The 2015-16 Commonwealth budget’s “Stronger Communities” slush fund for every lower house MP raises serious questions. The allocation of $150,000 a year to every MP’s electorate risks seducing and trapping MPs into unethical behaviour that conflicts with new benchmarks for parliamentary codes of conduct.
The allocation, at a total cost of $45 million over two years, is wrong on two counts.
Firstly, taxpayers’ money is being used to buy advantage for government MPs compared to their opponents at the next election, whether opposition, minor party or independent candidates. Because Tony Abbott’s Coalition government has more MPs – they occupy 90 of the 150 seats in the House of Representatives – more of the money will go to government-held electorates.
The Coalition’s marginal seat MPs will be especially advantaged. Incumbent MPs will be able to splash around taxpayers' money – an extra $300,000 each over the next two years – to curry favour from voters. Their opponents in these electorates will have no access to public money for projects to strengthen the same local community.
Secondly, these slush funds have a sorry record of corrupt use by MPs to benefit themselves, family friends and supporters. Known as constituency development funds (CDFs) in other countries, they are notorious for diversion and misuse. They have been spent on everything from non-existent “consultant’s reports” to urgent, expensive medical treatment for individual constituents.
Federal MPs have no code of conduct
The risk of misuse is greater in the Australian Parliament because it has no code of conduct to guide MPs on ethical behaviour.
Two things should happen. As a matter of principle, the “Stronger Communities” money should be removed from political influence. The money should be administered by public servants to fund projects according to national priorities, not vote-buying. Commonwealth Parliamentary Association
Even more importantly, the parliament should adopt and enforce a code of conduct, using the new Benchmarks for Codes of Conduct recently developed by my team based at Monash University working with the Commonwealth Parliamentary Association (CPA).
The CPA benchmarks aim to strengthen parliamentary performance and fill a serious gap in how to deal with unethical behaviour by members of parliament. Research suggests that unethical behaviour undermines reputations, legitimacy and performance. Effective parliamentary codes greatly reduce the corrosive risks of unethical behaviour.

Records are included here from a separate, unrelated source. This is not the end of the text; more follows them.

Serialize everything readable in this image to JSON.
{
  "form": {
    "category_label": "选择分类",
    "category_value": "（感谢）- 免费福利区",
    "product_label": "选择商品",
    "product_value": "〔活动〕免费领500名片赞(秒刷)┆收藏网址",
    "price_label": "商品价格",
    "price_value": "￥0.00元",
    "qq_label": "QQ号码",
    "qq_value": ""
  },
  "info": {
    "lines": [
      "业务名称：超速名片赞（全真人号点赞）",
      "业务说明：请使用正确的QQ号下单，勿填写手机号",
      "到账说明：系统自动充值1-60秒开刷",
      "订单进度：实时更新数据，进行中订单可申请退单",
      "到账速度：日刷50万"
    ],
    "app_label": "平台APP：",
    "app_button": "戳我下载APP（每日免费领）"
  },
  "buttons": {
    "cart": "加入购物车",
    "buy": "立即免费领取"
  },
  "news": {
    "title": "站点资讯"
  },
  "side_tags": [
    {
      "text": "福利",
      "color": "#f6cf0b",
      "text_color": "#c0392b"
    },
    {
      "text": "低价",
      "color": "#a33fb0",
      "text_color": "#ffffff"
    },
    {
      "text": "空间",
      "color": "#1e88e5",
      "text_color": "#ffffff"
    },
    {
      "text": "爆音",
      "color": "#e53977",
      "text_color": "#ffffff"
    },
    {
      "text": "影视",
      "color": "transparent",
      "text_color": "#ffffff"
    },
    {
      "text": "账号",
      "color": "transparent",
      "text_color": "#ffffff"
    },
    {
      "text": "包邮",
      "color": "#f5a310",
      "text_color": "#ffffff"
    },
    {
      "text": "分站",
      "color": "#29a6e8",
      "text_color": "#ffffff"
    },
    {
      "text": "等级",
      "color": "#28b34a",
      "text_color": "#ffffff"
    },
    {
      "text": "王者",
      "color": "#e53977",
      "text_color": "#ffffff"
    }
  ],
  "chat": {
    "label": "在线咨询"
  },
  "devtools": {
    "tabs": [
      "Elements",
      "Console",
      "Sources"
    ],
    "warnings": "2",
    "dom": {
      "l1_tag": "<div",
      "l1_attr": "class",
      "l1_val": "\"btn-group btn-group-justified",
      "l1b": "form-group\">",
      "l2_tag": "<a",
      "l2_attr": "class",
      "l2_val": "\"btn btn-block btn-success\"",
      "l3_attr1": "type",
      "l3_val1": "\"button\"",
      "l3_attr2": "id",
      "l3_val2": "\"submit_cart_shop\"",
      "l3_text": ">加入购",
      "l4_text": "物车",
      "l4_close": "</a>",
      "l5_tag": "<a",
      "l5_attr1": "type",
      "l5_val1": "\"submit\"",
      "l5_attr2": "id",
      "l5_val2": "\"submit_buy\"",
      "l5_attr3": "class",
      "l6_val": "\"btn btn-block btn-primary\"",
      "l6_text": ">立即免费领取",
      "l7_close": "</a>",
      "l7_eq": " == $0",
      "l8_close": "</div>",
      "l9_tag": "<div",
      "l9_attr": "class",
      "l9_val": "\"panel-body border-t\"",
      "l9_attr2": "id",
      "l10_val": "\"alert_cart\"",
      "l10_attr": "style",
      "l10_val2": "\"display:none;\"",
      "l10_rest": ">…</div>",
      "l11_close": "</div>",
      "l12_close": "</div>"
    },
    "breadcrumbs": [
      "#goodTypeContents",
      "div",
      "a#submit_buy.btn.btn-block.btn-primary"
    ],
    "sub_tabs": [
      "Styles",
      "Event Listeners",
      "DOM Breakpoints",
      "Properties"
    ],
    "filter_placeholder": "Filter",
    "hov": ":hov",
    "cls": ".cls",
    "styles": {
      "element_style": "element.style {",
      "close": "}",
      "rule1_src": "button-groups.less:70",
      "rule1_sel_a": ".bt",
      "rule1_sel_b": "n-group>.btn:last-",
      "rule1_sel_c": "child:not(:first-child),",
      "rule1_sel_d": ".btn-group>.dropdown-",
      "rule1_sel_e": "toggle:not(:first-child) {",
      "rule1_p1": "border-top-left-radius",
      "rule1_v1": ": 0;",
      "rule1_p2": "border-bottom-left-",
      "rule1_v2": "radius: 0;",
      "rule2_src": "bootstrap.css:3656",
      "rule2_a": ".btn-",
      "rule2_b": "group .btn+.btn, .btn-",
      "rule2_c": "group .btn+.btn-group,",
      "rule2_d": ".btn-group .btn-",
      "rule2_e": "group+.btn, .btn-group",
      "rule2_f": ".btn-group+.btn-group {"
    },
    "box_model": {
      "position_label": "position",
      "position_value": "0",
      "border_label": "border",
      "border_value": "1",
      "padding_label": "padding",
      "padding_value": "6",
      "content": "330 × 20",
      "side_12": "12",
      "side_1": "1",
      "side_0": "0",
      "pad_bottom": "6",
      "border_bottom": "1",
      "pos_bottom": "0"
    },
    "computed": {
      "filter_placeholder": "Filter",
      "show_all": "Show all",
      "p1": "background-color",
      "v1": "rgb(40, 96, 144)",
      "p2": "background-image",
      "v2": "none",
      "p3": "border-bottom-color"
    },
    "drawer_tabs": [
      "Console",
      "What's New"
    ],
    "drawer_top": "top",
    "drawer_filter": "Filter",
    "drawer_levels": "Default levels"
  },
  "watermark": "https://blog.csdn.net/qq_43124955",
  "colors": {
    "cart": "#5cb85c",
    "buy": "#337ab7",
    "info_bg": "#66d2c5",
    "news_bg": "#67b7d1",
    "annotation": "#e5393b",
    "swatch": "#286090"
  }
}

Underpinning the CPA benchmarks are fundamental concepts which must be reflected in codes. Thus every MP must understand that he or she is a public officer, entrusted to act on behalf of the public in general.
MPs must put public interest first
An MP is not free to act in his or her own interest or that of anyone else except the public. This also means that political parties must put the public interest first. These concepts relate to essential features of parliament which are crucial to good governance.
The code also rests on principles including the internationally respected Principles of Public Life: selflessness; integrity; objectivity; accountability; openness; honesty; and leadership. These ethical principles can be traced back to Queensland’s Fitzgerald Royal Commission, which investigated rampant corruption in the state government. The principles were further developed by Lord Nolan almost 20 years ago.
Corruption in politics is a constant risk, not just a product of the occasional “bad apple”, according to research extending over decades in many countries. It requires eternal vigilance backed up by effective codes that are strongly enforced.
Our research identified three key features of an effective code:
clear standards of expected behaviour
ethical training and advice
independent investigation of alleged breaches.
The history of political corruption around the world confirms that sooner or later, some MPs will succumb to the temptation to rort the “Stronger Communities” slush fund. MPS will advise on and are likely to have influence in the selection of projects in their electorates. The temptation to misuse public money to win votes is particularly strong in marginal seats.
The absence of a code of conduct adds to the risk. The lack of an independent adviser with whom MPs can discuss the ethics of “Stronger Communities” proposals is yet another weakness, which heightens the risks of the program becoming a slush fund.
Prime Minister Abbott would have had severe doubts about the ethics of the “Stronger Communities” funding if he had followed the principles recommended in the CPA benchmarks. It is hard to argue that advantaging the incumbent majority of Coalition MPs is in the public interest. Rather, it undermines public confidence in the fair use of taxpayers’ funds.
Australia is out step with the many other democratic parliaments that have and enforce a code of conduct. These parliaments are expected to apply the CPA benchmarks to the structure and functions of their codes of conduct, and so help avoid MPs being trapped through schemes like the “Stronger Communities” slush fund.
Acknowledgement: The Benchmarks for Codes of Conduct applying to members of parliament is available here. It has been funded by the Commonwealth Parliamentary Association (CPA) in partnership with Monash University. The CPA is the international association of national, provincial/state, territory parliaments of the UK and its former colonies – almost 200 houses of parliament.
Ken Coghill is a former Speaker and Member of the Victorian Parliament and is a life member of the Australian Labor Party.
Authors: The Conversation